A decreased need for sleep is typically accompanied by another manic symptom -- increased activity. Whereas individuals with depression or anxiety disorder who are unable to sleep often remain in bed and brood about their need for sleep, manic patients are likely to be up and busy at night. Increased activity should be apparent to others in the patient's environment to be included as a manic symptom.

Manic patients may or may not acknowledge racing thoughts, but the examiner often appreciates a flight of ideas on interview. The patient typically moves rapidly from one topic to another but, in contrast to the thought disorder of schizophrenia, the connection between thoughts is usually perceptible. Patients with pressured speech are not simply circumstantial, but speak rapidly and expressively.
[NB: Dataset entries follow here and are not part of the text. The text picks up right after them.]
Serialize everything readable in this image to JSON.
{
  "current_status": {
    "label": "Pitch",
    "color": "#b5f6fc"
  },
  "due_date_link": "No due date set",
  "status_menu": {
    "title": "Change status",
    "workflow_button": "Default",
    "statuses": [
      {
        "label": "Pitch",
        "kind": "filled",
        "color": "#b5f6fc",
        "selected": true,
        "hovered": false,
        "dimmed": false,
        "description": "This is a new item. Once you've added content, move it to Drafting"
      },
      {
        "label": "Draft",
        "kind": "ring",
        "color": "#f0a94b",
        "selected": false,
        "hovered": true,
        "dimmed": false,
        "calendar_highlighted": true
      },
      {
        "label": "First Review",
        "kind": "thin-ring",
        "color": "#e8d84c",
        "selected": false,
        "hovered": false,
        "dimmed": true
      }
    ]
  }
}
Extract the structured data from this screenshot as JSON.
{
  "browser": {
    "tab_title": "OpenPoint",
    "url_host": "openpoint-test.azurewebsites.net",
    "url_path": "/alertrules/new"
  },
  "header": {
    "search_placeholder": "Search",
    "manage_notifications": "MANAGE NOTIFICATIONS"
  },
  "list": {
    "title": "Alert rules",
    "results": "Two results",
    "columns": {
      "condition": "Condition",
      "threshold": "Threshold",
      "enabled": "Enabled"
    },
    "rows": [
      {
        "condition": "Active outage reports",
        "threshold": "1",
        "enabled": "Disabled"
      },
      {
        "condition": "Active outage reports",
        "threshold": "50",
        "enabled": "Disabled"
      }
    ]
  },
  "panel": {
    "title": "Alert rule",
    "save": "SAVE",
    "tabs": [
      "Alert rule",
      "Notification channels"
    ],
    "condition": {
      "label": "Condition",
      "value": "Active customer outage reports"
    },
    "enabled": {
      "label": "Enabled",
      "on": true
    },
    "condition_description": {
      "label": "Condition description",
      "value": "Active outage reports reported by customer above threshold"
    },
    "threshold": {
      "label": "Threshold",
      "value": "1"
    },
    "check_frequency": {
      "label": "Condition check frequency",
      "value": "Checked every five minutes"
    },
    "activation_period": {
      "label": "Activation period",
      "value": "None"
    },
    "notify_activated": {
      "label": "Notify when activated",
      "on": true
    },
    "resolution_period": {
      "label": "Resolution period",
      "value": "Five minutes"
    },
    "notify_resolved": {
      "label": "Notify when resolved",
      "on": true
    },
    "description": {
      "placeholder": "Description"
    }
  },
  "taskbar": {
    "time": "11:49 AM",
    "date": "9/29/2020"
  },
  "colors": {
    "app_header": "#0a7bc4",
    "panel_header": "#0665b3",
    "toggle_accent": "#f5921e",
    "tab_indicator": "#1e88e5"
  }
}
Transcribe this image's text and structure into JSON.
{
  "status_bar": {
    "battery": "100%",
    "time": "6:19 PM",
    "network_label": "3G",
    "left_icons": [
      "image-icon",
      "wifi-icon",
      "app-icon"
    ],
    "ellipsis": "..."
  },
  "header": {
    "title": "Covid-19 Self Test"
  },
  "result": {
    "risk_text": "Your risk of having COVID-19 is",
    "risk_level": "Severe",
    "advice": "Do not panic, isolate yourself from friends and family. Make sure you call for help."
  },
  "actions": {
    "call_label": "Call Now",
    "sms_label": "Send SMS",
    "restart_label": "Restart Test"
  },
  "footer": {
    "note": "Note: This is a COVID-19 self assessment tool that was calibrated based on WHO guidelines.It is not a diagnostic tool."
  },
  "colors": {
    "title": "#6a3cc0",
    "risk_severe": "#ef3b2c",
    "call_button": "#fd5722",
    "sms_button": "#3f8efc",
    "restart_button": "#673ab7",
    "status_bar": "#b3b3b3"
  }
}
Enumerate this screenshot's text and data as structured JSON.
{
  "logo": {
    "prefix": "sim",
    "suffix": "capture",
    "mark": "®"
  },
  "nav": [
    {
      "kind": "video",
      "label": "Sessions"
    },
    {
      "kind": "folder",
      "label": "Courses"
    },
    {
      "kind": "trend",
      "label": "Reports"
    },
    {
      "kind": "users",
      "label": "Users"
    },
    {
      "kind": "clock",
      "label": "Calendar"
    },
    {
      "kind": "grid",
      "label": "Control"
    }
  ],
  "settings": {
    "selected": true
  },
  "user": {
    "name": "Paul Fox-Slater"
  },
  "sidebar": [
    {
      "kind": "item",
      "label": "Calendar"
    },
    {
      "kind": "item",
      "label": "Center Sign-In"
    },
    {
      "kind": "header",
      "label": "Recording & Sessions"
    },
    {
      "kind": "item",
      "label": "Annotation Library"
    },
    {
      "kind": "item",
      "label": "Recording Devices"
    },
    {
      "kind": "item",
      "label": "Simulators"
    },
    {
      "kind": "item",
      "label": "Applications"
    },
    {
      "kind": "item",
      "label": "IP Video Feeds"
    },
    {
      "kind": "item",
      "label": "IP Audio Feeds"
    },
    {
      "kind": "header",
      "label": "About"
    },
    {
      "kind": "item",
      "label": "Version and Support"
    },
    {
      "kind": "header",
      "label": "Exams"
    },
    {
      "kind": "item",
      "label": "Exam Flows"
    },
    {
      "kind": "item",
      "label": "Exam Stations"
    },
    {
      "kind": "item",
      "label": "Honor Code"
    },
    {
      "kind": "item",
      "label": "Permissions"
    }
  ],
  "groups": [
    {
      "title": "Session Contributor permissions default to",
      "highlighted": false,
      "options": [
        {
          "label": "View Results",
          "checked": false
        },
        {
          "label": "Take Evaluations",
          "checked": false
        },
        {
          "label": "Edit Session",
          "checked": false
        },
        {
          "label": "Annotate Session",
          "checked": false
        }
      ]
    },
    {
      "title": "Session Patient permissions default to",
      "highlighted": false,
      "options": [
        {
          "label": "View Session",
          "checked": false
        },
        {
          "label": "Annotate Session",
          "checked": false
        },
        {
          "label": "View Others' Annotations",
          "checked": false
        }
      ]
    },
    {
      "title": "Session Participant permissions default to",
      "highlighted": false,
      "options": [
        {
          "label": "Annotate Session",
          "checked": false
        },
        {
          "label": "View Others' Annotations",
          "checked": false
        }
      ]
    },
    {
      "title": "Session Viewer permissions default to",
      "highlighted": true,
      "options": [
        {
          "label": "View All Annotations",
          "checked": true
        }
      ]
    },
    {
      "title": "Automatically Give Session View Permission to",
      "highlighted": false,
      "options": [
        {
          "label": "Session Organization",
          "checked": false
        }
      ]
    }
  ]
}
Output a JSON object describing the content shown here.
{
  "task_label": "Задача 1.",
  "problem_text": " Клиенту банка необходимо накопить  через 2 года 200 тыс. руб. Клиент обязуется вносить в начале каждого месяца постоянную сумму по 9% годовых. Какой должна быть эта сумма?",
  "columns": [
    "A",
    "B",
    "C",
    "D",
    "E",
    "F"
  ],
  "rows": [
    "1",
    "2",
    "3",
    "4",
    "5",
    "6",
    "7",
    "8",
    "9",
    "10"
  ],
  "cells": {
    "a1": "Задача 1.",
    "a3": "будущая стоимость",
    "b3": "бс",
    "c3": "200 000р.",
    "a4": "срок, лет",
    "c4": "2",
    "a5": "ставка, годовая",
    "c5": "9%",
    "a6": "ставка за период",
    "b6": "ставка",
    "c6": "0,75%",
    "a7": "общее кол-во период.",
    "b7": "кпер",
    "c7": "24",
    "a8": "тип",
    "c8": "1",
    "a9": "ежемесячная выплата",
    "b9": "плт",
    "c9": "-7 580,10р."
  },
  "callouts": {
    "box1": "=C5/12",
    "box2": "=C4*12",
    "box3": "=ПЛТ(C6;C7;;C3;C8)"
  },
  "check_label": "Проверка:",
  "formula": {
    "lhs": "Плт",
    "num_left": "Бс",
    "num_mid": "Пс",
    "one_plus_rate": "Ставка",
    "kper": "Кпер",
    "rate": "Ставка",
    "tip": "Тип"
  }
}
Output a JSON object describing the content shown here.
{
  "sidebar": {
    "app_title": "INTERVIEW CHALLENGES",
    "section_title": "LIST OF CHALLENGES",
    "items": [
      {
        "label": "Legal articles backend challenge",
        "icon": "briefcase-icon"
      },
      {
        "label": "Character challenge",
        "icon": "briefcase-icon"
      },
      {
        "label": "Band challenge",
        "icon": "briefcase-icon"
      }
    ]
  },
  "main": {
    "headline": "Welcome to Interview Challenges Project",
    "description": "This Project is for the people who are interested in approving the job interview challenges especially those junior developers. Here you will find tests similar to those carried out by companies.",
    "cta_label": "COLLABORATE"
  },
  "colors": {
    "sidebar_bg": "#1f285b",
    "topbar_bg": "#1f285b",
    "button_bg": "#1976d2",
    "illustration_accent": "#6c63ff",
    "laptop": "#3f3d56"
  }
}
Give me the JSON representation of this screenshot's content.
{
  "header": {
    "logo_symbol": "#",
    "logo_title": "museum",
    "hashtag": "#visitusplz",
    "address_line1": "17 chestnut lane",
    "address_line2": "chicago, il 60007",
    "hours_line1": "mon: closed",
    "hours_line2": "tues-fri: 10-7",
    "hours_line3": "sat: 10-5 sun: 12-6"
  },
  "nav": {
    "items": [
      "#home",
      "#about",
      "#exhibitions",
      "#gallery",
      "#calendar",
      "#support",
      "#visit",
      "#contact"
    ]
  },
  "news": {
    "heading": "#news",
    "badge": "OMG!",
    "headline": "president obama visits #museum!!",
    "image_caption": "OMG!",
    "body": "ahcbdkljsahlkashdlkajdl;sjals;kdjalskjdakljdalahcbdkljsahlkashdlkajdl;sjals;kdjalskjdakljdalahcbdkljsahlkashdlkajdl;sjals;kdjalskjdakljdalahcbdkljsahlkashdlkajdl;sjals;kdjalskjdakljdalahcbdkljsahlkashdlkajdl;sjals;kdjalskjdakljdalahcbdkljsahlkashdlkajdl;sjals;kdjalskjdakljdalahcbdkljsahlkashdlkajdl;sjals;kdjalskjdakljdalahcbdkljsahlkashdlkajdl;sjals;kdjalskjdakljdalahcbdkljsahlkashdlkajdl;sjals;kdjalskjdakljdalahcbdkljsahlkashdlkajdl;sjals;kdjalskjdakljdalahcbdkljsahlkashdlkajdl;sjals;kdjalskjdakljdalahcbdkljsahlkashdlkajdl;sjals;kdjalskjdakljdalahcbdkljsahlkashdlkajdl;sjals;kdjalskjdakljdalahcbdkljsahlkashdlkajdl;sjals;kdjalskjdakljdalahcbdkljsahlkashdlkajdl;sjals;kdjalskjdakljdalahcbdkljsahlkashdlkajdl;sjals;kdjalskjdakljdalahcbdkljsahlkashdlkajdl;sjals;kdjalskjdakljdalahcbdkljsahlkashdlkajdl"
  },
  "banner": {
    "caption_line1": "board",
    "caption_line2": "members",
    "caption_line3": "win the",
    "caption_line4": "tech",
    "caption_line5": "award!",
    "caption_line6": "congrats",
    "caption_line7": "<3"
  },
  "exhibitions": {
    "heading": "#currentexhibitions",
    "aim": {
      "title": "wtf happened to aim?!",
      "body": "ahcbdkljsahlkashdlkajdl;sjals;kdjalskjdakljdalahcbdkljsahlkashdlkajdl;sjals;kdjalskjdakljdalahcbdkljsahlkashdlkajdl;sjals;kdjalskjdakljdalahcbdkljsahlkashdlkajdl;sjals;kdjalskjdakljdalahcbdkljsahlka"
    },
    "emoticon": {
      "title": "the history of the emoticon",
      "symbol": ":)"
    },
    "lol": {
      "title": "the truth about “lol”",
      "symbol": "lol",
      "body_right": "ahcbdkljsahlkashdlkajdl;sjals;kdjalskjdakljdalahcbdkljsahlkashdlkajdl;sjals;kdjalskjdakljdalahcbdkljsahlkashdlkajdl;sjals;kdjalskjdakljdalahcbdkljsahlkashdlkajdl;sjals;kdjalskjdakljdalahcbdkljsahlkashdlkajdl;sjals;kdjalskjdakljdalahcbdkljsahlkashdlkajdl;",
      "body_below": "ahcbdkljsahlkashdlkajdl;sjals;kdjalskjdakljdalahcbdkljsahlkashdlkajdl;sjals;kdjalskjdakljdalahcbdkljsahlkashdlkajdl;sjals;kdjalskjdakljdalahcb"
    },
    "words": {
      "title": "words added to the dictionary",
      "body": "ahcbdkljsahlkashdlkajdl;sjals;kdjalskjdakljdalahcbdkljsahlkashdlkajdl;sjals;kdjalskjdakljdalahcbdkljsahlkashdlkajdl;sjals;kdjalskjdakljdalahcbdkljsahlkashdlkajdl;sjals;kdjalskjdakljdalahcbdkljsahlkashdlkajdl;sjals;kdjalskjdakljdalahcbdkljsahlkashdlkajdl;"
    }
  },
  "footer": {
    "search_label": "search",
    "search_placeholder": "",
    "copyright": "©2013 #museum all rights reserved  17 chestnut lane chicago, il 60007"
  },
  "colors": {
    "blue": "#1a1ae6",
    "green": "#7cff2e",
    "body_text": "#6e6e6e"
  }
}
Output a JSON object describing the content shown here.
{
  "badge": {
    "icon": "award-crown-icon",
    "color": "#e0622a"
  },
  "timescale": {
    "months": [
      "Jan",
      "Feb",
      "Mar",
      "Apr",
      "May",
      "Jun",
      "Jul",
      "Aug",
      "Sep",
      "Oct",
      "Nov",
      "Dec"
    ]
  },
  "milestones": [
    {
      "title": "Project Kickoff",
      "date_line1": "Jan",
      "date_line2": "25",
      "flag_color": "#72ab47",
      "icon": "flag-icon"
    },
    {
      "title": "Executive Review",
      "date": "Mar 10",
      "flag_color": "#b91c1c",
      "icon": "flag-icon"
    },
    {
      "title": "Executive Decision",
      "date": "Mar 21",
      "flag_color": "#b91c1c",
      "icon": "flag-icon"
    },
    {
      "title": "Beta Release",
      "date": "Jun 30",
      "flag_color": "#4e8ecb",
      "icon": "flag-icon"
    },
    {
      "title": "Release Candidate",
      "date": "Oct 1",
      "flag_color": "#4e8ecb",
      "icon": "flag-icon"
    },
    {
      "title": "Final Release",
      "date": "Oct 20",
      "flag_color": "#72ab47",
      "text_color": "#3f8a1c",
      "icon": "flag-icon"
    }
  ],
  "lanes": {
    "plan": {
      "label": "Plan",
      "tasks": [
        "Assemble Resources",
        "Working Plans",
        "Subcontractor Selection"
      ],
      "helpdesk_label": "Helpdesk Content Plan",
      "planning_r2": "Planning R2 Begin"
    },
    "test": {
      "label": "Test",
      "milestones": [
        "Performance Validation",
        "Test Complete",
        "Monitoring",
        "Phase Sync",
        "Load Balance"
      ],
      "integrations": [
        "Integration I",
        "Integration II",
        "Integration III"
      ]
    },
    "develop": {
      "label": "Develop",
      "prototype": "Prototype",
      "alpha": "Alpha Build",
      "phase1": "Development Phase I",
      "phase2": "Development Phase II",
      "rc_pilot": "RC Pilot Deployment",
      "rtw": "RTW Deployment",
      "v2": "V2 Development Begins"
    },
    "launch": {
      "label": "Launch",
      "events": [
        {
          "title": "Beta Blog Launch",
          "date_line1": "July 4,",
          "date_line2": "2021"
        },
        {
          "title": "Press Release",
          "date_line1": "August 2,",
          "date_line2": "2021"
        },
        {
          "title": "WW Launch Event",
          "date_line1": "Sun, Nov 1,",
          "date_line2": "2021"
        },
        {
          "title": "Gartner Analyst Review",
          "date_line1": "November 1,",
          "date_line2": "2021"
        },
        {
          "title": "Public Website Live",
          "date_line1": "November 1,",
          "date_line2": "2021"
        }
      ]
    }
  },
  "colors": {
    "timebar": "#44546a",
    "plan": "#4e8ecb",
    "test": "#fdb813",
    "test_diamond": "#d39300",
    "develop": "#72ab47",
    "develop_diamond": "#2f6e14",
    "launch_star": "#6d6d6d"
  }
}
In clinical settings, such patients are more likely than other patients to address all present and to be socially intrusive.

Grandiosity may shade from modest overestimation of talent, intelligence, or economic prospects to grandiose delusions in which the individual has worldwide or cosmic importance. These beliefs are often complicated by persecutory delusions that may then dominate the clinical picture.

The sense of optimism and invulnerability that accompanies grandiosity often combines with increased activity to fuel reckless behavior. This feature is responsible for much of the morbidity consequent to manic episodes. Excessive spending is perhaps its most common form, but patients often also come to regret impulsive sexual liaisons, abrupt travel, ill-advised business decisions, and excessive alcohol use.

The distinction between bipolar I disorder and bipolar II disorder hinges on the boundary between mania and hypomania. Patients with mania experience a mood disturbance that is, according to DSM-IV, "sufficiently severe to cause marked impairment in occupational functioning or unusual social activities or relationships with others, or to necessitate hospitalization to prevent harm to self or others, or there are psychotic features." Those with hypomania do not, by definition, have this level of severity. This may seem an arbitrary separation of syndromes, but the results of family[7] and follow-up studies[8,9] support its validity. Bipolar II disorder occurs far more frequently in the families of bipolar II probands than in the families of bipolar I probands, and patients with only a history of hypomania are much more likely to develop manic episodes during extended follow-up periods than are those with histories of mania.

Table of Contents

  1. The Phenomenology and Diagnosis of Mania
  2. Prognosis
  3. The Management of Acute Mania
  4. Maintenance